WHAT IS NEEDED ▸
All the data should be repeated exactly. Any image in it is left out.

[App and web page records]
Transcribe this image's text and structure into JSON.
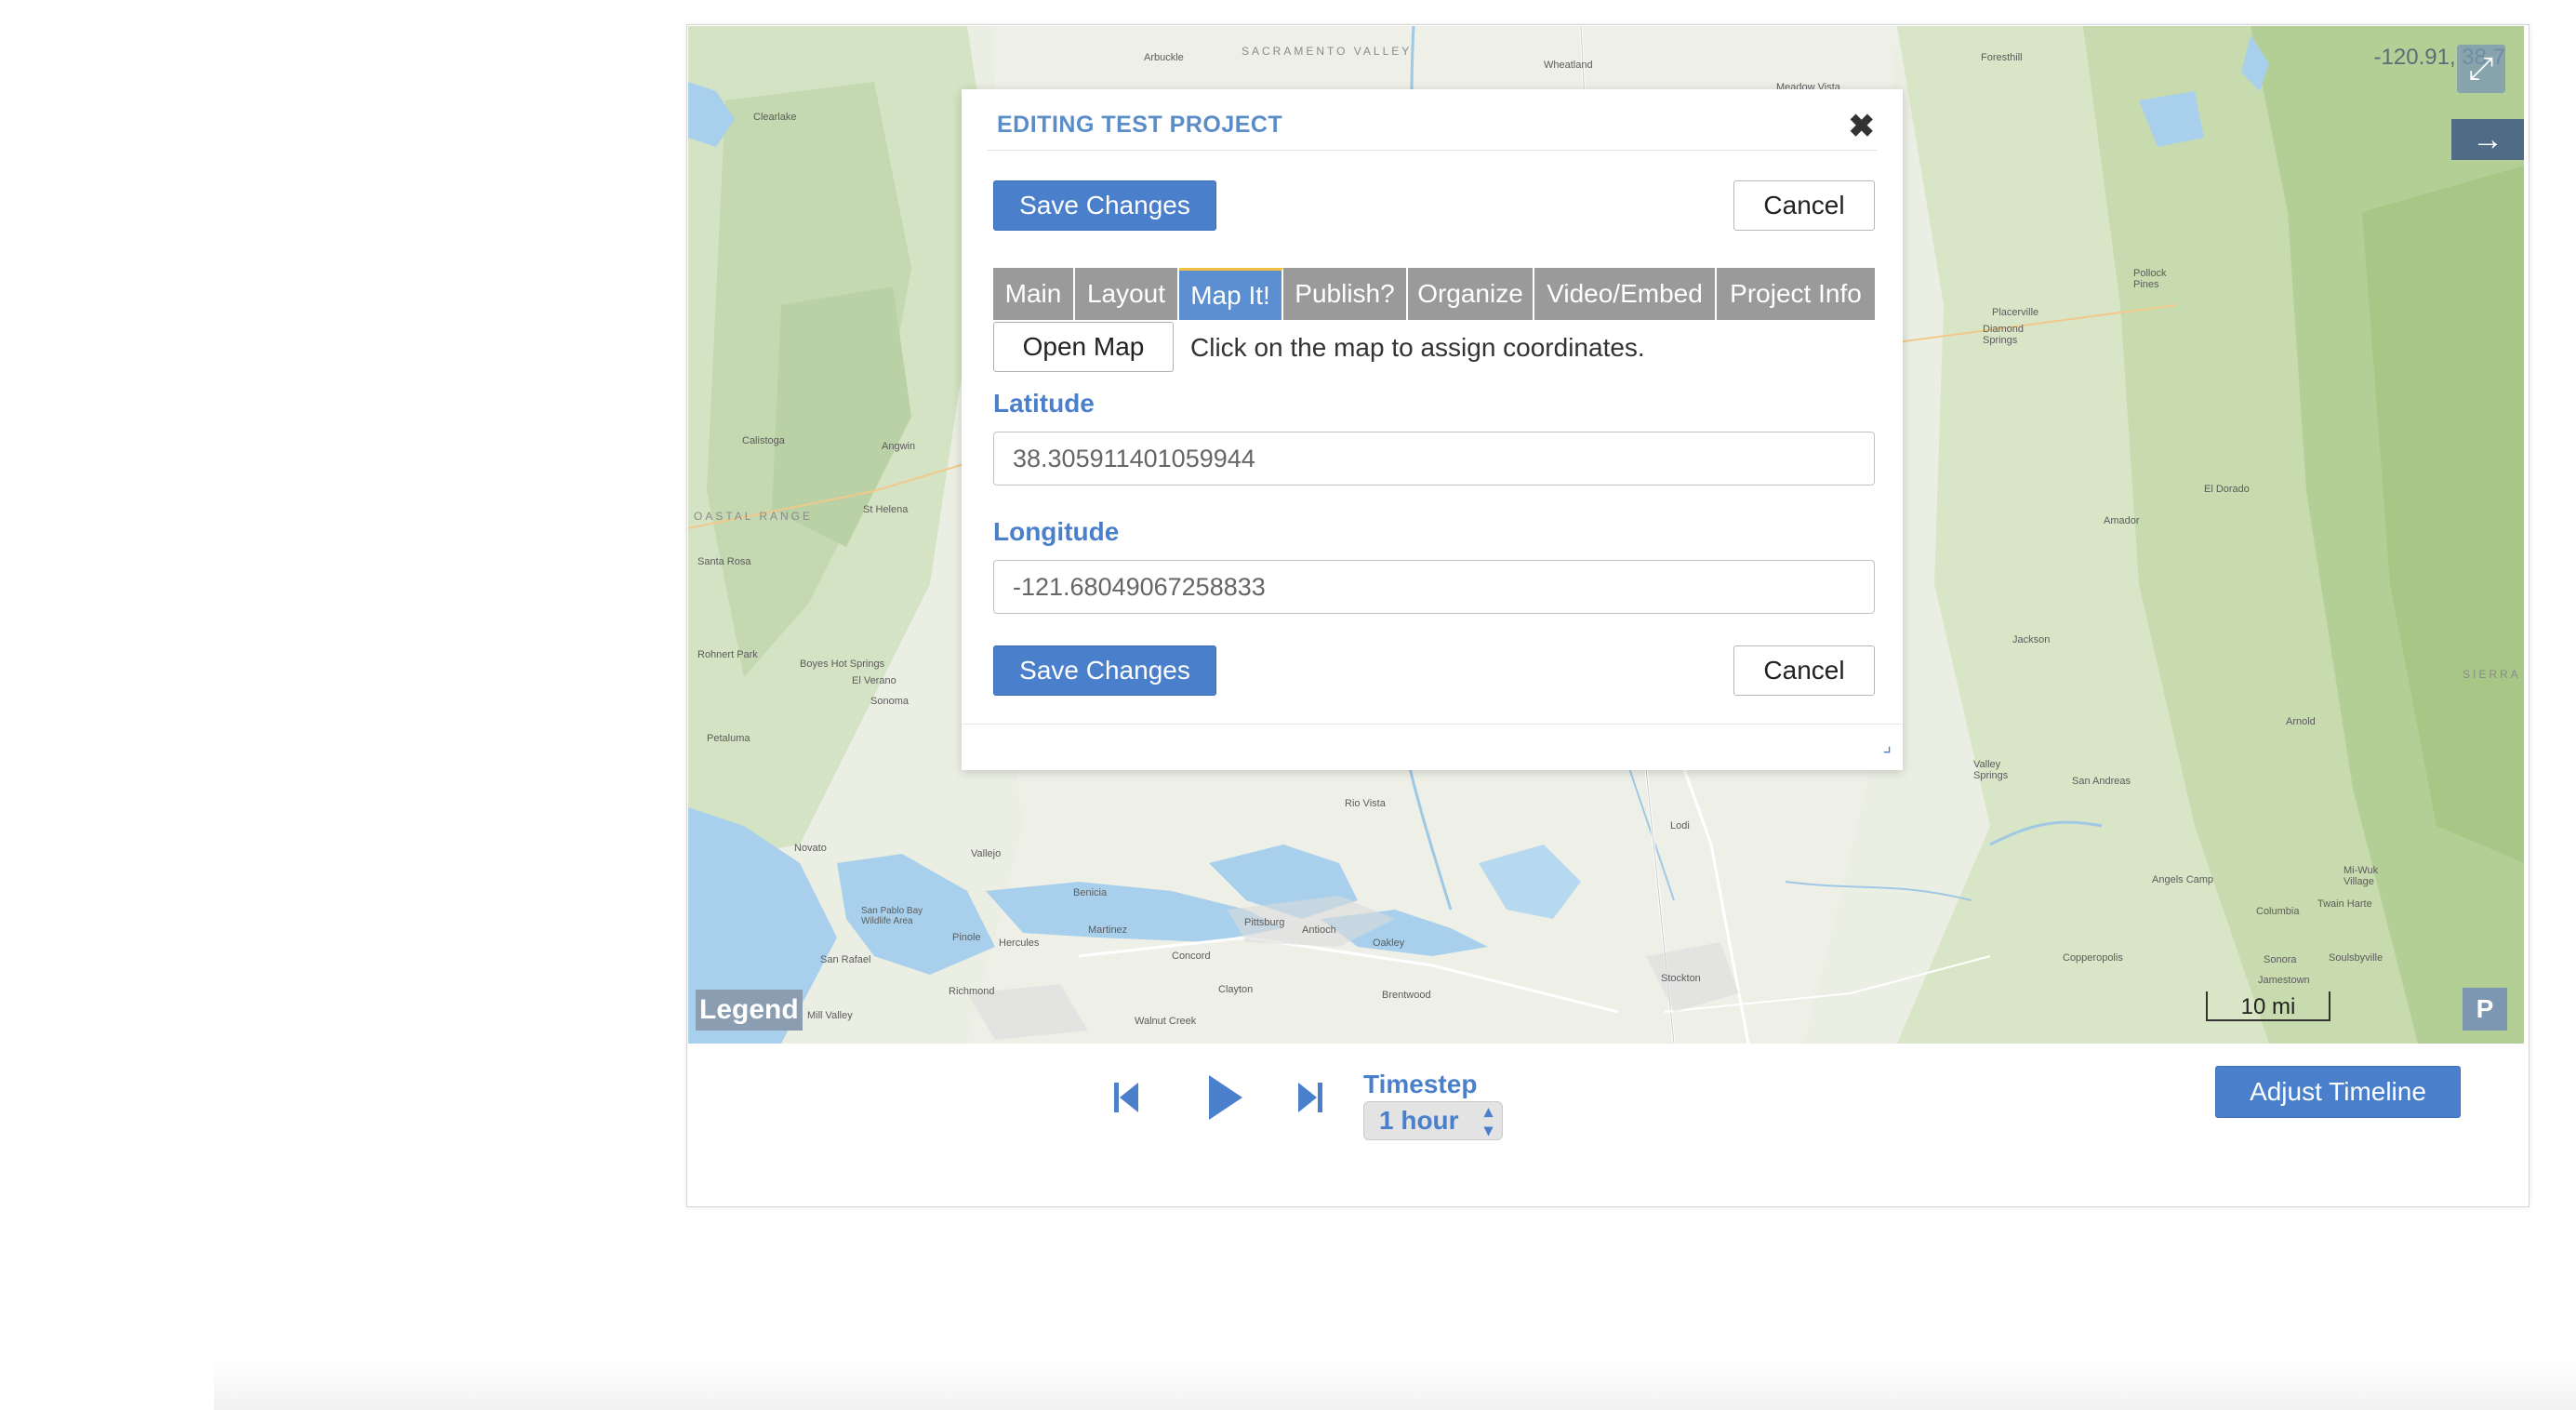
{
  "map": {
    "coordinate_readout": "-120.91, 38.7",
    "legend_label": "Legend",
    "p_label": "P",
    "scale_label": "10 mi",
    "labels": {
      "sacramento_valley": "SACRAMENTO VALLEY",
      "coast_range": "OASTAL RANGE",
      "arbuckle": "Arbuckle",
      "wheatland": "Wheatland",
      "foresthill": "Foresthill",
      "clearlake": "Clearlake",
      "meadow_vista": "Meadow Vista",
      "calistoga": "Calistoga",
      "angwin": "Angwin",
      "st_helena": "St Helena",
      "santa_rosa": "Santa Rosa",
      "rohnert_park": "Rohnert Park",
      "boyes_hot_springs": "Boyes Hot Springs",
      "el_verano": "El Verano",
      "sonoma": "Sonoma",
      "petaluma": "Petaluma",
      "novato": "Novato",
      "vallejo": "Vallejo",
      "benicia": "Benicia",
      "san_pablo_bay": "San Pablo Bay Wildlife Area",
      "pinole": "Pinole",
      "hercules": "Hercules",
      "martinez": "Martinez",
      "concord": "Concord",
      "pittsburg": "Pittsburg",
      "antioch": "Antioch",
      "oakley": "Oakley",
      "brentwood": "Brentwood",
      "clayton": "Clayton",
      "richmond": "Richmond",
      "san_rafael": "San Rafael",
      "mill_valley": "Mill Valley",
      "walnut_creek": "Walnut Creek",
      "rio_vista": "Rio Vista",
      "lodi": "Lodi",
      "stockton": "Stockton",
      "placerville": "Placerville",
      "diamond_springs": "Diamond Springs",
      "pollock_pines": "Pollock Pines",
      "el_dorado": "El Dorado",
      "amador": "Amador",
      "jackson": "Jackson",
      "valley_springs": "Valley Springs",
      "san_andreas": "San Andreas",
      "angels_camp": "Angels Camp",
      "copperopolis": "Copperopolis",
      "sonora": "Sonora",
      "columbia": "Columbia",
      "twain_harte": "Twain Harte",
      "jamestown": "Jamestown",
      "arnold": "Arnold",
      "sierra": "SIERRA",
      "mi_wuk_village": "Mi-Wuk Village",
      "soulsbyville": "Soulsbyville"
    }
  },
  "modal": {
    "title": "EDITING TEST PROJECT",
    "close_glyph": "✖",
    "save_label": "Save Changes",
    "cancel_label": "Cancel",
    "tabs": [
      {
        "label": "Main"
      },
      {
        "label": "Layout"
      },
      {
        "label": "Map It!"
      },
      {
        "label": "Publish?"
      },
      {
        "label": "Organize"
      },
      {
        "label": "Video/Embed"
      },
      {
        "label": "Project Info"
      }
    ],
    "active_tab": "Map It!",
    "open_map_label": "Open Map",
    "hint": "Click on the map to assign coordinates.",
    "latitude_label": "Latitude",
    "latitude_value": "38.305911401059944",
    "longitude_label": "Longitude",
    "longitude_value": "-121.68049067258833"
  },
  "timeline": {
    "timestep_label": "Timestep",
    "timestep_value": "1 hour",
    "adjust_label": "Adjust Timeline"
  },
  "colors": {
    "accent": "#4a7fcb",
    "tab_bg": "#9a9a9a",
    "tab_active": "#5b8fd1"
  },
  "icons": {
    "fullscreen": "expand-icon",
    "arrow": "arrow-right-icon",
    "first": "skip-first-icon",
    "play": "play-icon",
    "last": "skip-last-icon"
  }
}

ANSWER FOR THIS EXERCISE ▸
Transcribe this image's text and structure into JSON.
{
  "map": {
    "coordinate_readout": "-120.91, 38.7",
    "legend_label": "Legend",
    "p_label": "P",
    "scale_label": "10 mi",
    "labels": {
      "sacramento_valley": "SACRAMENTO VALLEY",
      "coast_range": "OASTAL RANGE",
      "arbuckle": "Arbuckle",
      "wheatland": "Wheatland",
      "foresthill": "Foresthill",
      "clearlake": "Clearlake",
      "meadow_vista": "Meadow Vista",
      "calistoga": "Calistoga",
      "angwin": "Angwin",
      "st_helena": "St Helena",
      "santa_rosa": "Santa Rosa",
      "rohnert_park": "Rohnert Park",
      "boyes_hot_springs": "Boyes Hot Springs",
      "el_verano": "El Verano",
      "sonoma": "Sonoma",
      "petaluma": "Petaluma",
      "novato": "Novato",
      "vallejo": "Vallejo",
      "benicia": "Benicia",
      "san_pablo_bay": "San Pablo Bay Wildlife Area",
      "pinole": "Pinole",
      "hercules": "Hercules",
      "martinez": "Martinez",
      "concord": "Concord",
      "pittsburg": "Pittsburg",
      "antioch": "Antioch",
      "oakley": "Oakley",
      "brentwood": "Brentwood",
      "clayton": "Clayton",
      "richmond": "Richmond",
      "san_rafael": "San Rafael",
      "mill_valley": "Mill Valley",
      "walnut_creek": "Walnut Creek",
      "rio_vista": "Rio Vista",
      "lodi": "Lodi",
      "stockton": "Stockton",
      "placerville": "Placerville",
      "diamond_springs": "Diamond Springs",
      "pollock_pines": "Pollock Pines",
      "el_dorado": "El Dorado",
      "amador": "Amador",
      "jackson": "Jackson",
      "valley_springs": "Valley Springs",
      "san_andreas": "San Andreas",
      "angels_camp": "Angels Camp",
      "copperopolis": "Copperopolis",
      "sonora": "Sonora",
      "columbia": "Columbia",
      "twain_harte": "Twain Harte",
      "jamestown": "Jamestown",
      "arnold": "Arnold",
      "sierra": "SIERRA",
      "mi_wuk_village": "Mi-Wuk Village",
      "soulsbyville": "Soulsbyville"
    }
  },
  "modal": {
    "title": "EDITING TEST PROJECT",
    "close_glyph": "✖",
    "save_label": "Save Changes",
    "cancel_label": "Cancel",
    "tabs": [
      {
        "label": "Main"
      },
      {
        "label": "Layout"
      },
      {
        "label": "Map It!"
      },
      {
        "label": "Publish?"
      },
      {
        "label": "Organize"
      },
      {
        "label": "Video/Embed"
      },
      {
        "label": "Project Info"
      }
    ],
    "active_tab": "Map It!",
    "open_map_label": "Open Map",
    "hint": "Click on the map to assign coordinates.",
    "latitude_label": "Latitude",
    "latitude_value": "38.305911401059944",
    "longitude_label": "Longitude",
    "longitude_value": "-121.68049067258833"
  },
  "timeline": {
    "timestep_label": "Timestep",
    "timestep_value": "1 hour",
    "adjust_label": "Adjust Timeline"
  },
  "colors": {
    "accent": "#4a7fcb",
    "tab_bg": "#9a9a9a",
    "tab_active": "#5b8fd1"
  },
  "icons": {
    "fullscreen": "expand-icon",
    "arrow": "arrow-right-icon",
    "first": "skip-first-icon",
    "play": "play-icon",
    "last": "skip-last-icon"
  }
}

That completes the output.